§ Prompt
Give the number of lines in the data that contain "image", and nothing more.

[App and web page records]
───

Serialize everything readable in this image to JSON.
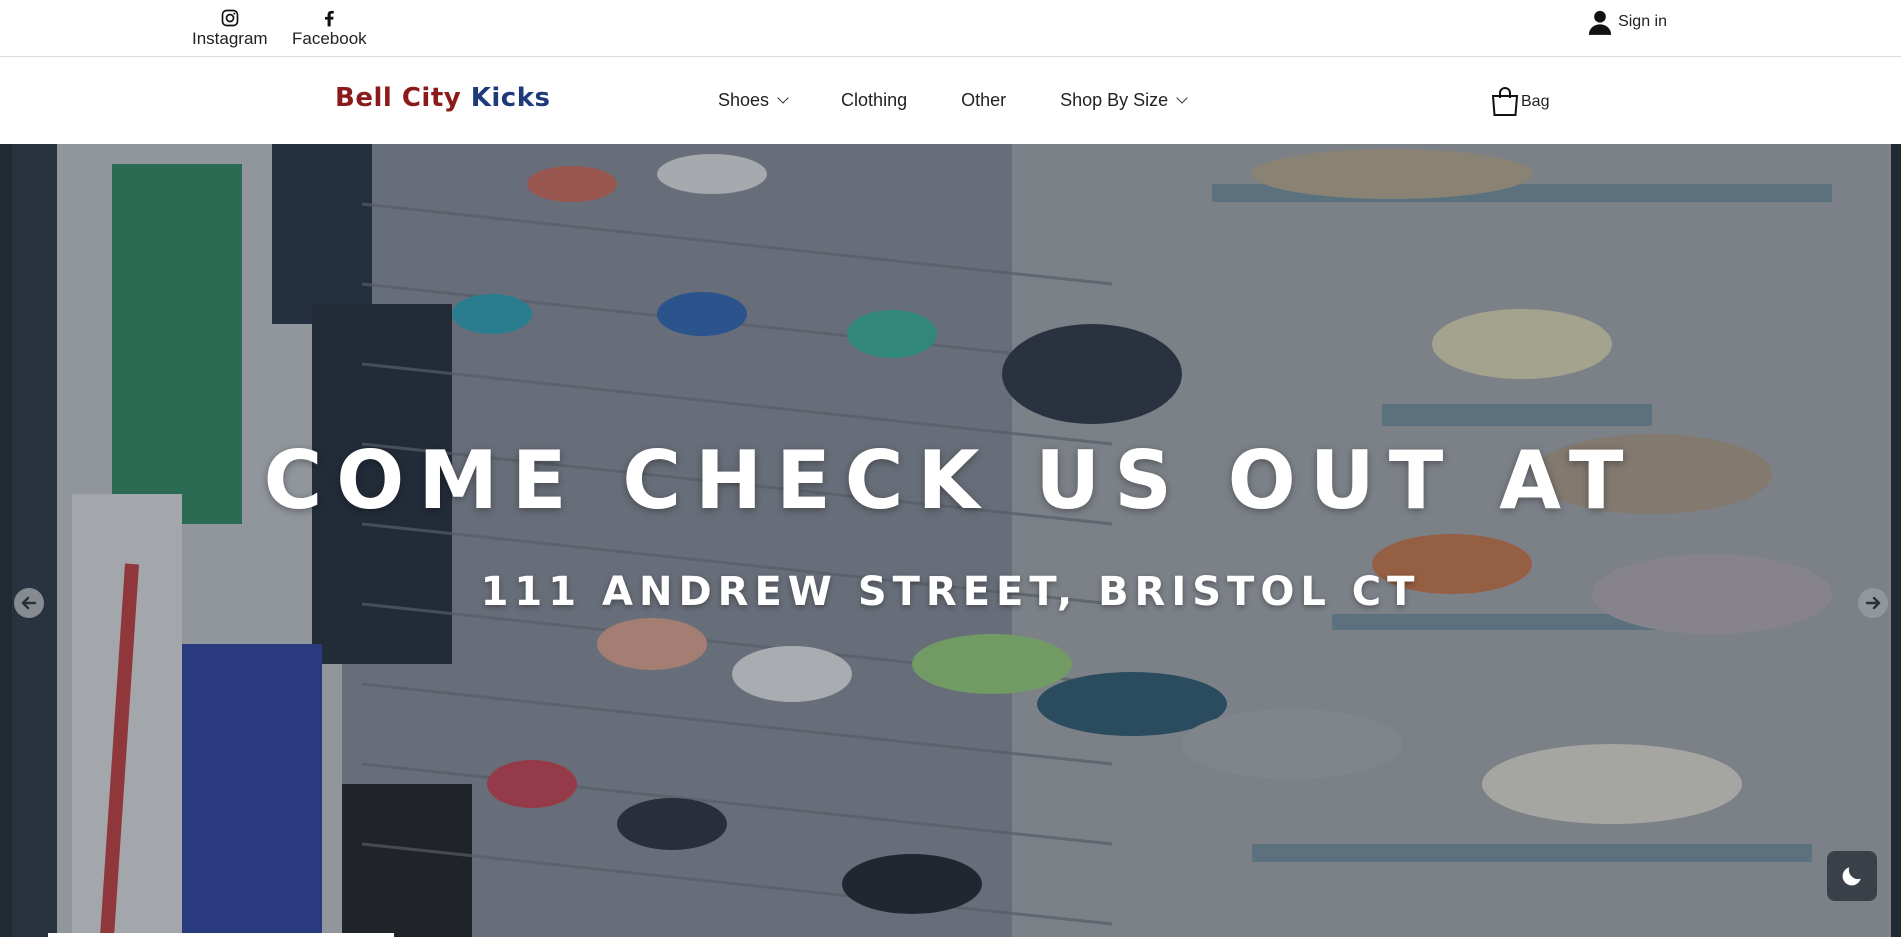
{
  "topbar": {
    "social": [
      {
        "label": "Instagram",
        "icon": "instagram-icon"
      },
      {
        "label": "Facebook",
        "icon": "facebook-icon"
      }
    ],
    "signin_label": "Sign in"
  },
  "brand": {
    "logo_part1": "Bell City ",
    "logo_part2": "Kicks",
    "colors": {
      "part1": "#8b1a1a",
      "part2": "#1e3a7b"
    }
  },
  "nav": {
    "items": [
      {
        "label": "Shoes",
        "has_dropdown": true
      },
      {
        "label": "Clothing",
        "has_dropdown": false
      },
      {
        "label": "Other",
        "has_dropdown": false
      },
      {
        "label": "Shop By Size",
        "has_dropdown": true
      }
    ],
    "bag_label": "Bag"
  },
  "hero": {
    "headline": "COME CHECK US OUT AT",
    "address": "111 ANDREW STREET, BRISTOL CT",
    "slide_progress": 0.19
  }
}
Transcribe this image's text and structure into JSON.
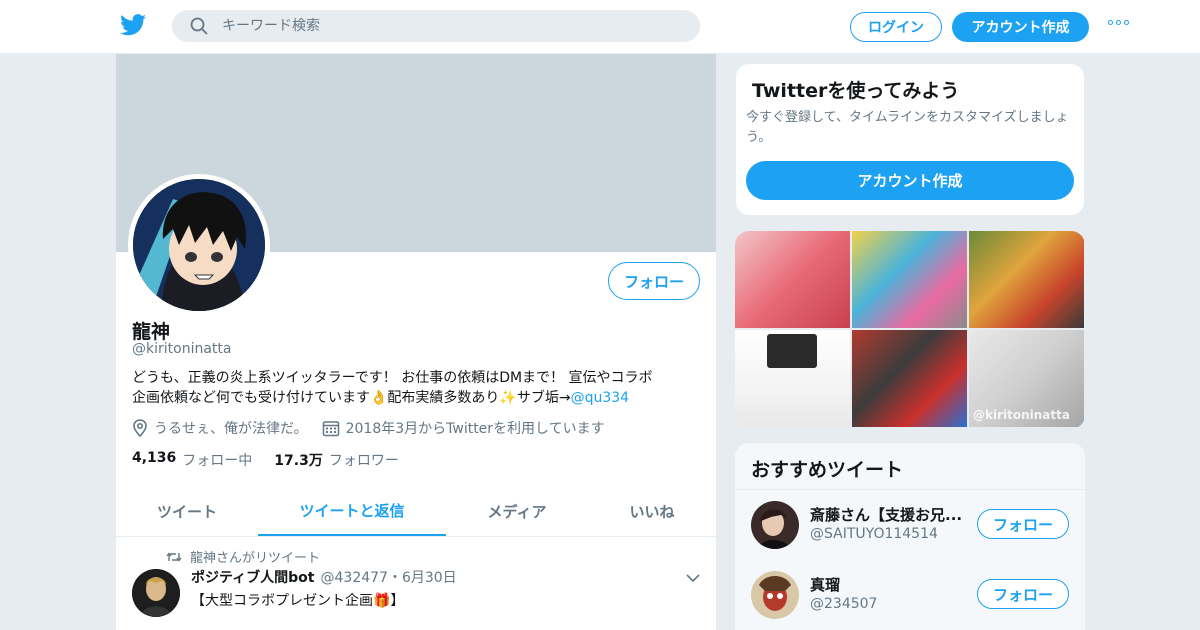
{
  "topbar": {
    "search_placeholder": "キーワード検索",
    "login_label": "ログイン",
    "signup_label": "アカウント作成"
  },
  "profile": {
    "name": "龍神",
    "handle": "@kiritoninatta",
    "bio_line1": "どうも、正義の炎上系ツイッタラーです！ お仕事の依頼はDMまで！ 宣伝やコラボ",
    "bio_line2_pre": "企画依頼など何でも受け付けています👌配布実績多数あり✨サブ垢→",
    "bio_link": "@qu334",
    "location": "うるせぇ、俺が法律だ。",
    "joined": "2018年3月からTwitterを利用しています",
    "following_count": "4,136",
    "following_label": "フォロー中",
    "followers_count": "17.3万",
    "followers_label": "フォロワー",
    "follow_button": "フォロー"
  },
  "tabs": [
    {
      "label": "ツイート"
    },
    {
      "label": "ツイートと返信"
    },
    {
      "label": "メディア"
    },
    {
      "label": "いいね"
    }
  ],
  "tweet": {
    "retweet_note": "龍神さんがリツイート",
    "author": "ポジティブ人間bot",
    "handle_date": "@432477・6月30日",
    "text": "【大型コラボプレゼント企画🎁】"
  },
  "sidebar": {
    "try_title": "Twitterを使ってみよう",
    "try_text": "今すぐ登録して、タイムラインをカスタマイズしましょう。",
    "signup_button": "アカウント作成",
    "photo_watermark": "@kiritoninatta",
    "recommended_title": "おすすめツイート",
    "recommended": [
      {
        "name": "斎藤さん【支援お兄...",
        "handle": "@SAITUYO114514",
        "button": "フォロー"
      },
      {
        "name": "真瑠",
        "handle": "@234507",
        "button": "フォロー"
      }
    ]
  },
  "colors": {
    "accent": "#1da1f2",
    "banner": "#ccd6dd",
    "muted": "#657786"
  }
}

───

§ Expected output
2